(3) As to a further claim of error, the appellants called as their own witness, Richard M. Darby, one of the original incorporators, and a stockholder and sometimes director of St. Pierre. As already noted, Darby received in his own right from Heers Bros. the fee interest in Laguna Royale on the same day that St. Pierre received its leasehold interest from Riverside Plaza. Appellants sought to introduce testimony tending to show that an " alter ego" relationship existed between Darby and St. Pierre in an attempt to show that there was a merger of the fee and leasehold interest. Objection to this line of questioning was sustained by the court on the ground that it was not relevant to any issue raised by the pleadings. The court ruled correctly. The alter ego question was not raised by any pleading, nor was either Darby or St. Pierre a party to the case. Nor did the court abuse its discretion in refusing to permit appellants to amend their pleading to raise this issue. (Code Civ. Proc., § 473; cf. Heckes v. Sapp, 229 Cal.App.2d 549 [ 40 Cal.Rptr. 485]; Design Associates, Inc. v. Welch, 224 Cal.App.2d 165 [ 36 Cal.Rptr. 341].)

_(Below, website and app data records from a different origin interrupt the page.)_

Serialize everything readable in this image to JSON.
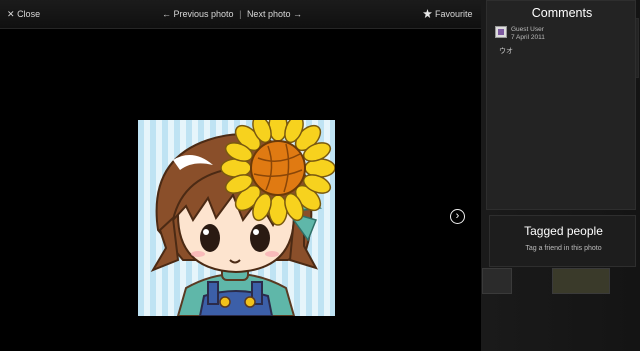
{
  "toolbar": {
    "close_label": "Close",
    "previous_label": "Previous photo",
    "separator": "|",
    "next_label": "Next photo",
    "favourite_label": "Favourite"
  },
  "viewer": {
    "next_button_icon": "chevron-right-icon"
  },
  "comments": {
    "title": "Comments",
    "items": [
      {
        "user": "Guest User",
        "date": "7 April 2011",
        "text": "ウオ"
      }
    ]
  },
  "tagged": {
    "title": "Tagged people",
    "tag_link": "Tag a friend in this photo"
  },
  "colors": {
    "background": "#000000",
    "panel": "#232323",
    "text": "#dddddd",
    "accent": "#ffffff"
  }
}
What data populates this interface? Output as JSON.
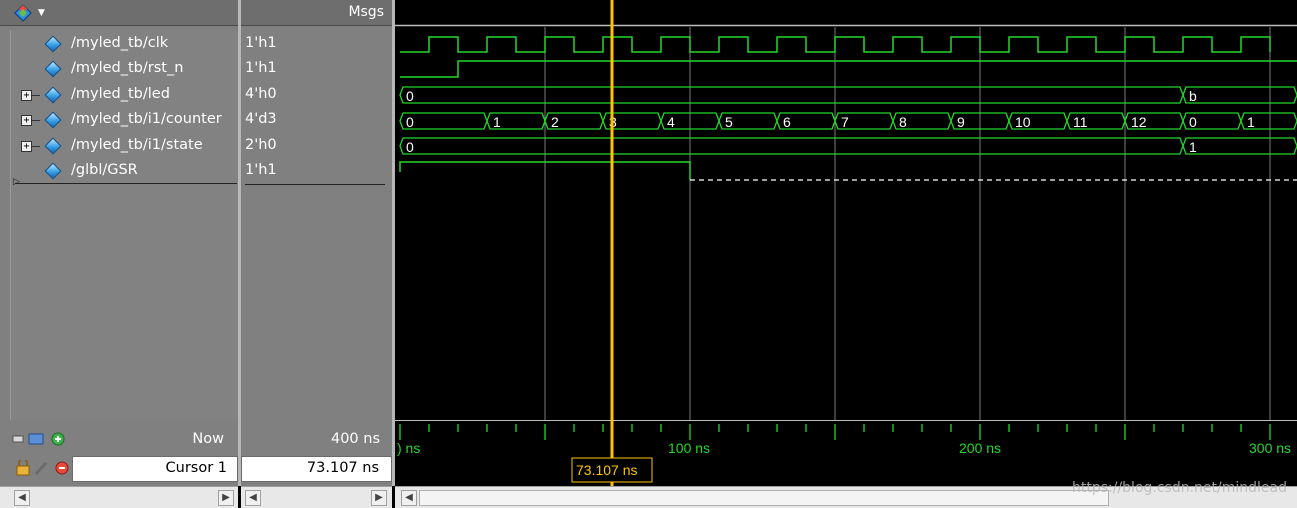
{
  "header": {
    "msgs_label": "Msgs"
  },
  "signals": [
    {
      "name": "/myled_tb/clk",
      "value": "1'h1",
      "expandable": false
    },
    {
      "name": "/myled_tb/rst_n",
      "value": "1'h1",
      "expandable": false
    },
    {
      "name": "/myled_tb/led",
      "value": "4'h0",
      "expandable": true
    },
    {
      "name": "/myled_tb/i1/counter",
      "value": "4'd3",
      "expandable": true
    },
    {
      "name": "/myled_tb/i1/state",
      "value": "2'h0",
      "expandable": true
    },
    {
      "name": "/glbl/GSR",
      "value": "1'h1",
      "expandable": false
    }
  ],
  "status": {
    "now_label": "Now",
    "now_value": "400 ns",
    "cursor_label": "Cursor 1",
    "cursor_value": "73.107 ns",
    "cursor_flag": "73.107 ns"
  },
  "timeline": {
    "tick_labels": [
      ") ns",
      "100 ns",
      "200 ns",
      "300 ns"
    ]
  },
  "waves": {
    "led": {
      "segments": [
        {
          "t0": 0,
          "label": "0"
        },
        {
          "t0": 270,
          "label": "b"
        }
      ]
    },
    "counter": {
      "segments": [
        {
          "t0": 0,
          "label": "0"
        },
        {
          "t0": 30,
          "label": "1"
        },
        {
          "t0": 50,
          "label": "2"
        },
        {
          "t0": 70,
          "label": "3"
        },
        {
          "t0": 90,
          "label": "4"
        },
        {
          "t0": 110,
          "label": "5"
        },
        {
          "t0": 130,
          "label": "6"
        },
        {
          "t0": 150,
          "label": "7"
        },
        {
          "t0": 170,
          "label": "8"
        },
        {
          "t0": 190,
          "label": "9"
        },
        {
          "t0": 210,
          "label": "10"
        },
        {
          "t0": 230,
          "label": "11"
        },
        {
          "t0": 250,
          "label": "12"
        },
        {
          "t0": 270,
          "label": "0"
        },
        {
          "t0": 290,
          "label": "1"
        }
      ]
    },
    "state": {
      "segments": [
        {
          "t0": 0,
          "label": "0"
        },
        {
          "t0": 270,
          "label": "1"
        }
      ]
    },
    "cursor_time_ns": 73.107
  },
  "colors": {
    "wave": "#22d82a",
    "cursor": "#ffc400",
    "grid": "#7a7a7a",
    "background": "#000000",
    "panel": "#808080"
  },
  "watermark": "https://blog.csdn.net/mindlead"
}
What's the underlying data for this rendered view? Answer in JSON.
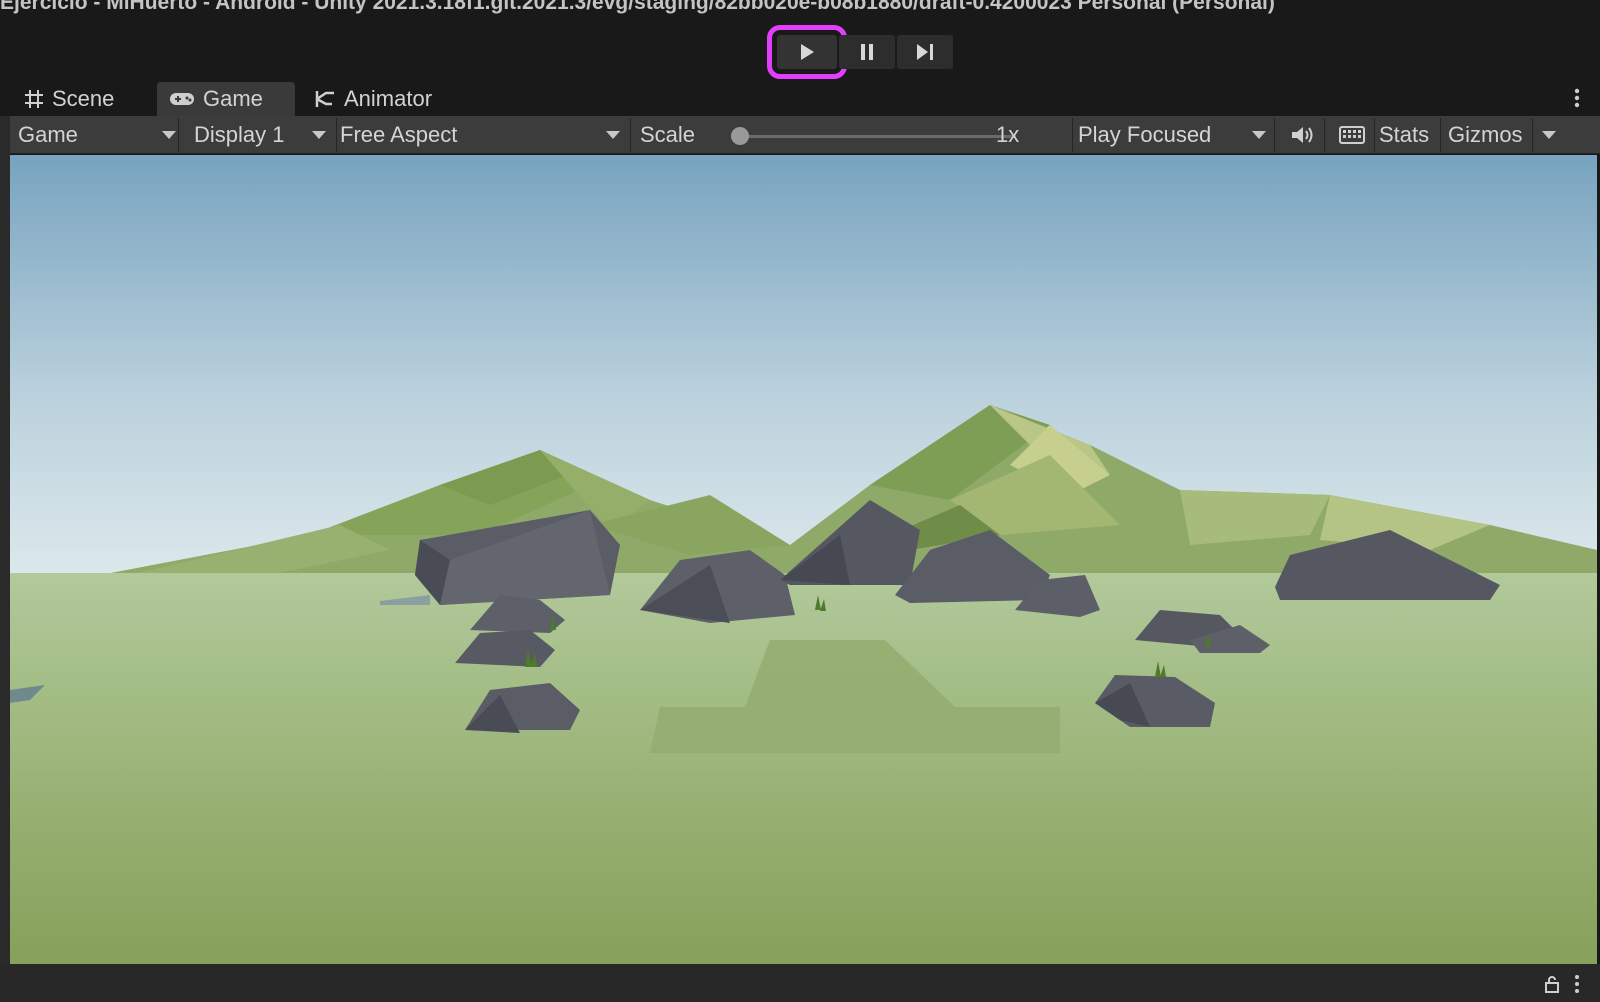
{
  "window": {
    "title": "Ejercicio - MiHuerto - Android - Unity 2021.3.18f1.git.2021.3/evg/staging/82bb020e-b08b1880/draft-0.4200023 Personal (Personal)"
  },
  "playmode": {
    "play_icon": "play-icon",
    "pause_icon": "pause-icon",
    "step_icon": "step-icon",
    "highlight_color": "#e040fb"
  },
  "tabs": [
    {
      "label": "Scene",
      "icon": "grid-icon",
      "active": false
    },
    {
      "label": "Game",
      "icon": "gamepad-icon",
      "active": true
    },
    {
      "label": "Animator",
      "icon": "animator-icon",
      "active": false
    }
  ],
  "toolbar": {
    "view_dropdown": "Game",
    "display_dropdown": "Display 1",
    "aspect_dropdown": "Free Aspect",
    "scale_label": "Scale",
    "scale_value": "1x",
    "scale_fraction": 0.0,
    "play_mode_dropdown": "Play Focused",
    "stats_label": "Stats",
    "gizmos_label": "Gizmos"
  },
  "colors": {
    "sky_top": "#7aa6c2",
    "sky_horizon": "#d4e4ea",
    "ground": "#9bb27a",
    "rock": "#5a5d66"
  }
}
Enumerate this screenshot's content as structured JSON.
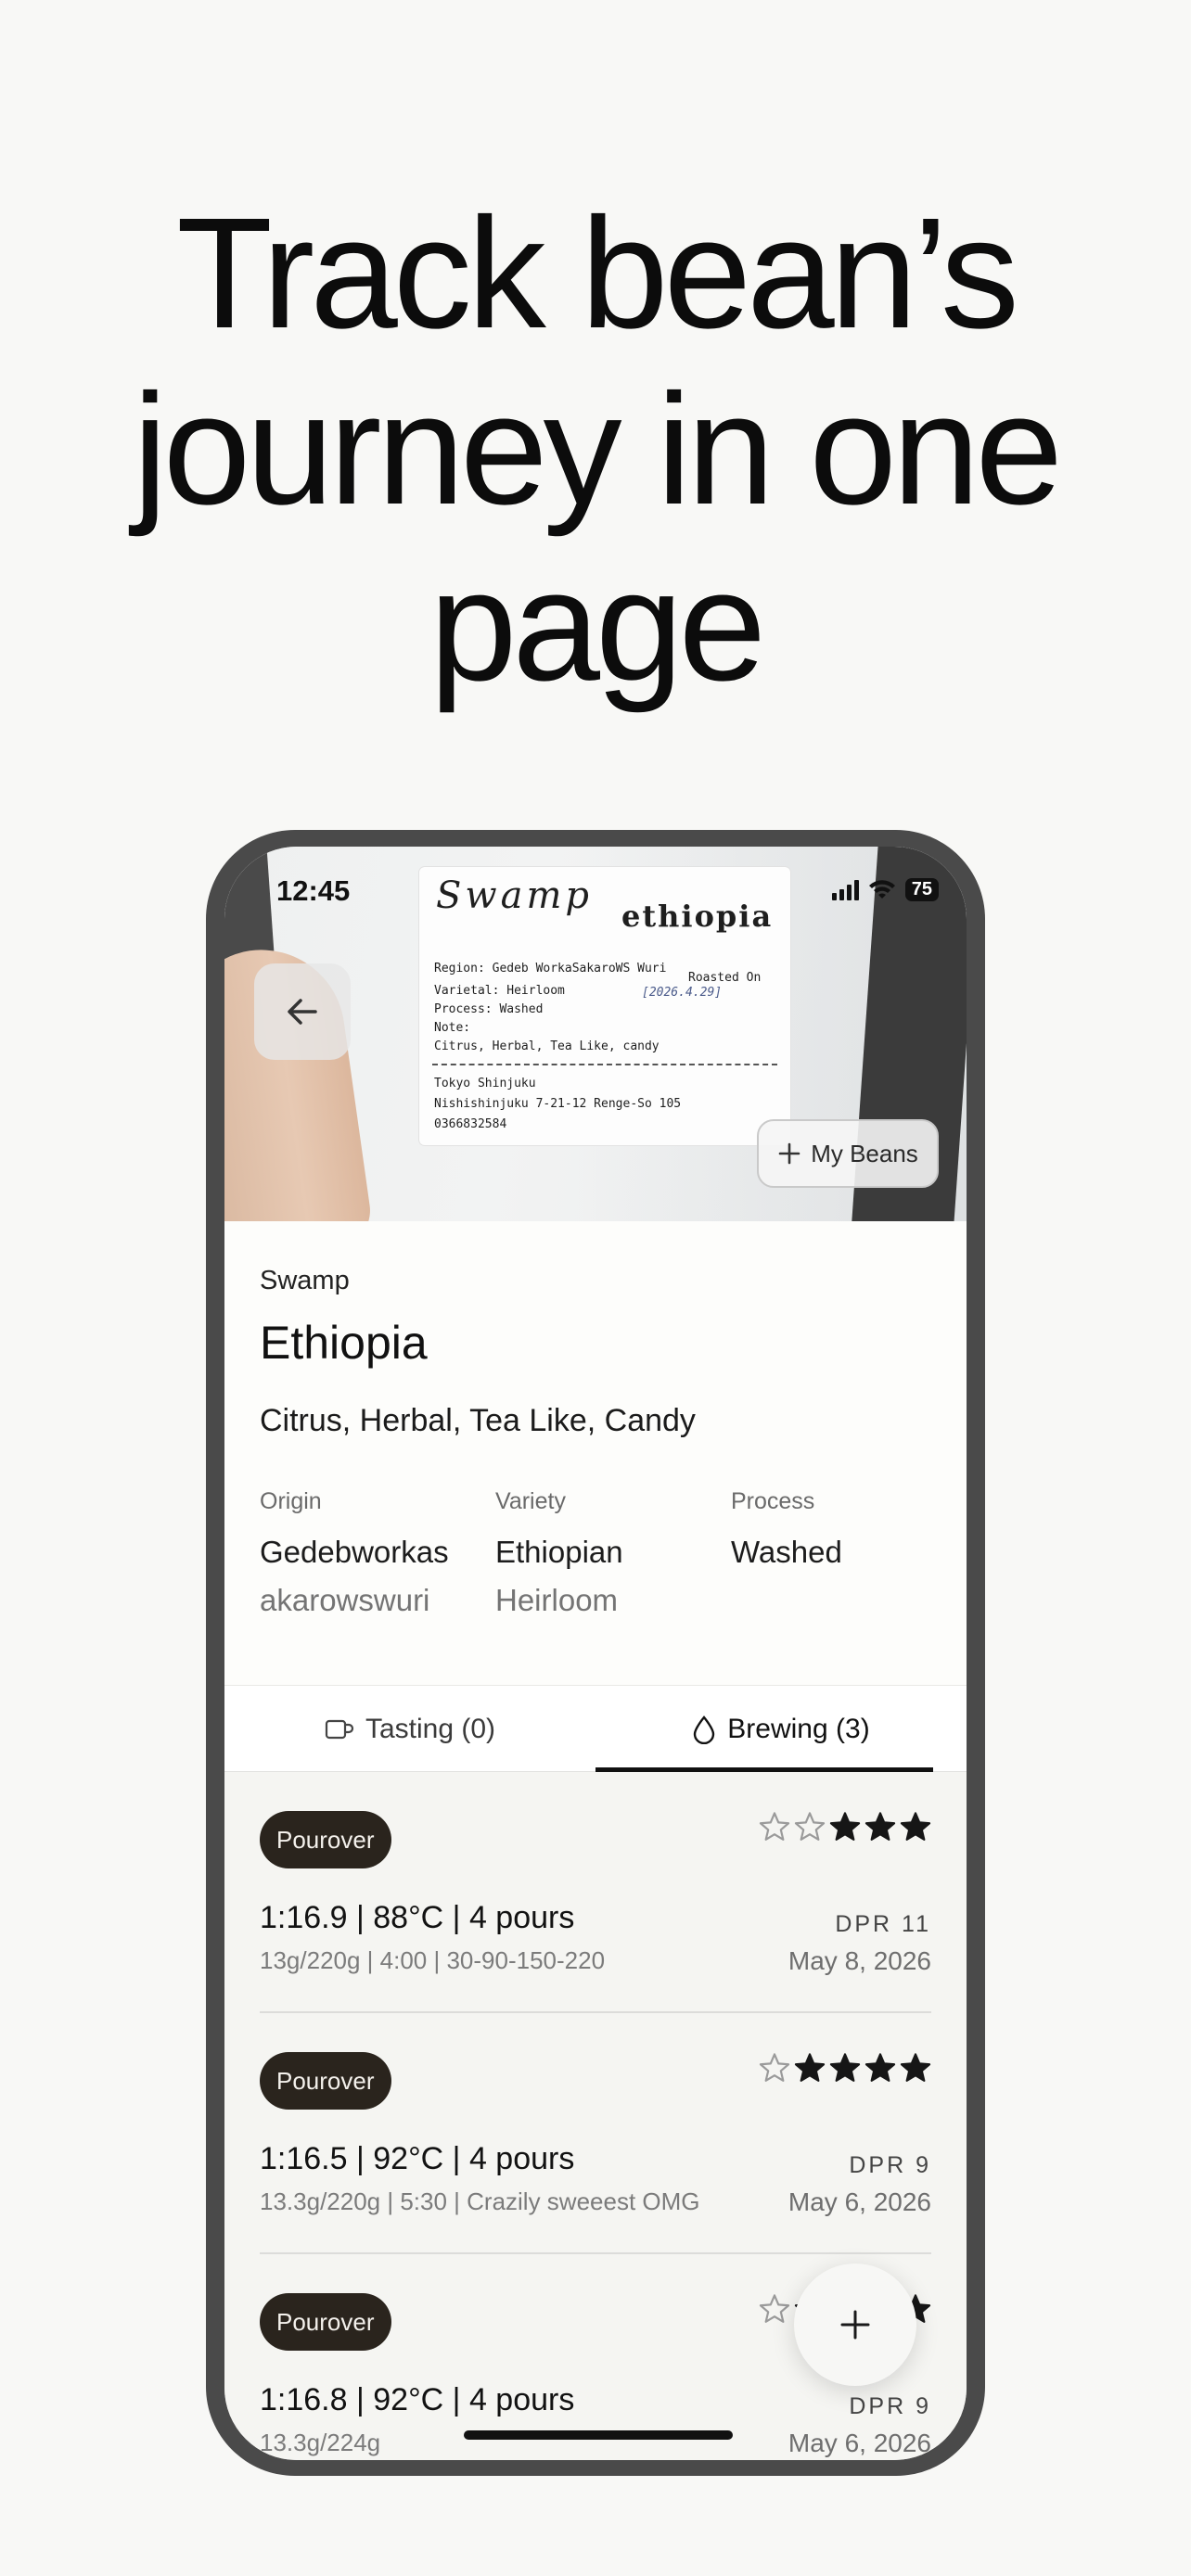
{
  "headline": {
    "line1": "Track bean’s",
    "line2": "journey in one",
    "line3": "page"
  },
  "status_bar": {
    "time": "12:45",
    "battery": "75"
  },
  "bag_label": {
    "brand": "Swamp",
    "origin": "ethiopia",
    "region": "Region: Gedeb WorkaSakaroWS Wuri",
    "roasted_on": "Roasted On",
    "roast_date": "[2026.4.29]",
    "varietal": "Varietal: Heirloom",
    "process": "Process: Washed",
    "note": "Note:",
    "flavors": "Citrus, Herbal, Tea Like, candy",
    "address1": "Tokyo Shinjuku",
    "address2": "Nishishinjuku 7-21-12 Renge-So 105",
    "phone": "0366832584"
  },
  "header": {
    "my_beans_label": "My Beans"
  },
  "bean": {
    "roaster": "Swamp",
    "name": "Ethiopia",
    "tasting_notes": "Citrus, Herbal, Tea Like, Candy",
    "attributes": [
      {
        "label": "Origin",
        "line1": "Gedebworkas",
        "line2": "akarowswuri"
      },
      {
        "label": "Variety",
        "line1": "Ethiopian",
        "line2": "Heirloom"
      },
      {
        "label": "Process",
        "line1": "Washed",
        "line2": ""
      }
    ]
  },
  "tabs": [
    {
      "label": "Tasting (0)",
      "active": false
    },
    {
      "label": "Brewing (3)",
      "active": true
    }
  ],
  "brews": [
    {
      "method": "Pourover",
      "rating": 3,
      "ratio": "1:16.9 | 88°C | 4 pours",
      "recipe": "13g/220g | 4:00 | 30-90-150-220",
      "dpr": "DPR 11",
      "date": "May 8, 2026"
    },
    {
      "method": "Pourover",
      "rating": 4,
      "ratio": "1:16.5 | 92°C | 4 pours",
      "recipe": "13.3g/220g | 5:30 | Crazily sweeest OMG",
      "dpr": "DPR 9",
      "date": "May 6, 2026"
    },
    {
      "method": "Pourover",
      "rating": 4,
      "ratio": "1:16.8 | 92°C | 4 pours",
      "recipe": "13.3g/224g",
      "dpr": "DPR 9",
      "date": "May 6, 2026"
    }
  ],
  "icons": {
    "back": "arrow-left-icon",
    "add": "plus-icon",
    "tasting": "cup-icon",
    "brewing": "drop-icon"
  }
}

(4) However, notwithstanding this, even if in some manner it were possible to disregard the corporate entity and to find that merger occurred, the result would be as recited in Erving v. Jas. H. Goodman Co. Bank, 171 Cal. 559 [ 153 P. 945], "Where a greater estate and a lesser coincide and meet in the same person . . ., the lesser is annihilated." That is, the lesser estate for years transferred to St. Pierre would merge in the greater estate in the freehold transferred to Darby. Appellants who depend on the existence of an interest vested in St. Pierre in order to realize anything on their execution against respondents cannot be injured by a ruling which rejects offered proof to the effect that the interest of St. Pierre in Laguna Royale was annihilated on the day of its creation. (Code Civ. Proc., § 475)
Kerrigan, J., and Tamura, J., concurred.